Update: AdRants has commented on the data. Update: This data mentioned on USA Today.
41 Replies to “Five Trends: How Brands Integrated Social, Mobile, and Web into 2012 Super Bowl Advertisements”
It’s interesting that both Chevy and Doritos (and maybe others) were running consumer generated ads, but neither made that explicitly clear. It was more of a back story to generate discussion online leading up to the Super Bowl, vs a selling point for the ad itself.
how does the superbowl data compare to nationally run TV creative? interesting to see the percentages that contained urls, hashtags, shazam etc but its hard to agree or disagree with the analysis without any context. for instance, if 20% of nationally run tv ads have social callouts, then why the decline in SB?Â
I believe that the current interactions between TV programs and advertisers is horribly inefficient.Â It appears we are seeing a shift in the rationalization of tentpole events like the Superbowl to address continuity Â in addition to directly attributable sales lift. The hashtags are one example, another is Volkswagen’s one-two commercial punch.Â
The days of being able to placate non-O&O affiliates with glitter is over.Â I think the league needs to be able to do a better job of presenting top advertisers with premium advertising opportunities at the last second, such as the highly-rated NE/DEN game featuring Tim Tebow vs Tom Brady.Â

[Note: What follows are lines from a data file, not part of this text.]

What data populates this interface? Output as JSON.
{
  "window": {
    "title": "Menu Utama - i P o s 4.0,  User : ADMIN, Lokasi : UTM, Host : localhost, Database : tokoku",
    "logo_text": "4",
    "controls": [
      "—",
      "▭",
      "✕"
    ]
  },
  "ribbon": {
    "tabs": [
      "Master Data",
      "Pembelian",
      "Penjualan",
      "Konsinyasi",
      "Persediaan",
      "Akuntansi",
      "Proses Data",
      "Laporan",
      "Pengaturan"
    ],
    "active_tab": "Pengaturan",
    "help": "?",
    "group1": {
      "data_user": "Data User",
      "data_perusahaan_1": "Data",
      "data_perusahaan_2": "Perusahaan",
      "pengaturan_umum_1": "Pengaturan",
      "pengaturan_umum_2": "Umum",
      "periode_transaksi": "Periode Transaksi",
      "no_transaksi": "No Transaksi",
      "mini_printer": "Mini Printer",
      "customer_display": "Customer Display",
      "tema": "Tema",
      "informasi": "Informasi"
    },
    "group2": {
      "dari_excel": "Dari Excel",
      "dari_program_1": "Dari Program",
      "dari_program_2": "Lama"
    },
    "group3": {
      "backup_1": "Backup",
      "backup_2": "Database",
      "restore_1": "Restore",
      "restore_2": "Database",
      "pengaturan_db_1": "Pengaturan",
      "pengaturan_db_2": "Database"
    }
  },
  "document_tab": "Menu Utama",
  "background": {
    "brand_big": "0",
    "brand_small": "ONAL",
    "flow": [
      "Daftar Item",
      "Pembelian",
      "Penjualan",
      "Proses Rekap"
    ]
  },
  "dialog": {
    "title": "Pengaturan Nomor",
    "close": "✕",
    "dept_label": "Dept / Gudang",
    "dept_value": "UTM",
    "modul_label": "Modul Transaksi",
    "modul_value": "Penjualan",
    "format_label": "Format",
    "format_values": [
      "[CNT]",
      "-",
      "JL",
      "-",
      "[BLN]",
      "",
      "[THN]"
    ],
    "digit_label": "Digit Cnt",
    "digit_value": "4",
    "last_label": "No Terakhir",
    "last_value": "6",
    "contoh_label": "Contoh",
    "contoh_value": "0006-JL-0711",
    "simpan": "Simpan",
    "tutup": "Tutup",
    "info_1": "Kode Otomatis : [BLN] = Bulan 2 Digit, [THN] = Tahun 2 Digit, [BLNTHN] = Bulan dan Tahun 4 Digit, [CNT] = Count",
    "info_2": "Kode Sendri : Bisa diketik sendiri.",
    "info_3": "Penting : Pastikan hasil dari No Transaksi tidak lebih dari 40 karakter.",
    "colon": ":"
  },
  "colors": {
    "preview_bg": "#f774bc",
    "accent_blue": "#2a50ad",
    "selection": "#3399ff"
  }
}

nice analysis and summary, jeremiah. all i’d add is that it’s no surprise that there was a dearth of call to action with SB ads. typically, SB ads are about or support brand-level messaging and therefore don’t really lend themselves to conversion granularity. i’d bet that within 5 years, when social tv emerges as a relevant platform for delivering immediate value-add, SB ads will be predominantly conversion based because “brand” ads will have a mechanism for creating real-time conversion within the spot.
Why do the graphs say ‘Superbowl 2/5/11’?
Robert, good catch. Â This is 2012 data, we’ll update graphs, typo. The data is correct for 2012 Superbowl.
Agreed Scott. Â It’s about changing perception, awareness, not always driving a call to action
These ads Ed, were created for a specific incident and event, and are not likely the same as the run of the mill ads we may see all year long. Â Far more goes into the creative.Â
If we don’t see CGM in ads in 2013 superbowl, then we may have seen that trend come and go. Â Now with so much content available, brands (actually, everyone, for that matter) must stand out from the crowd. Â
I think the fact that 32% had no clear call to action is pretty amazing. Â I think sometimes companies get so caught up in what is new in marketing the basics go right out the window.
I noticed an uptick in Twitter hashtags, but I’m not surprised that most companies were promoting their website URLs. It can be hard to track social media ROI; but if their commercial airs and their traffic goes up, and a couple days later they notice sales going up, that’s ROI.
Comments are closed.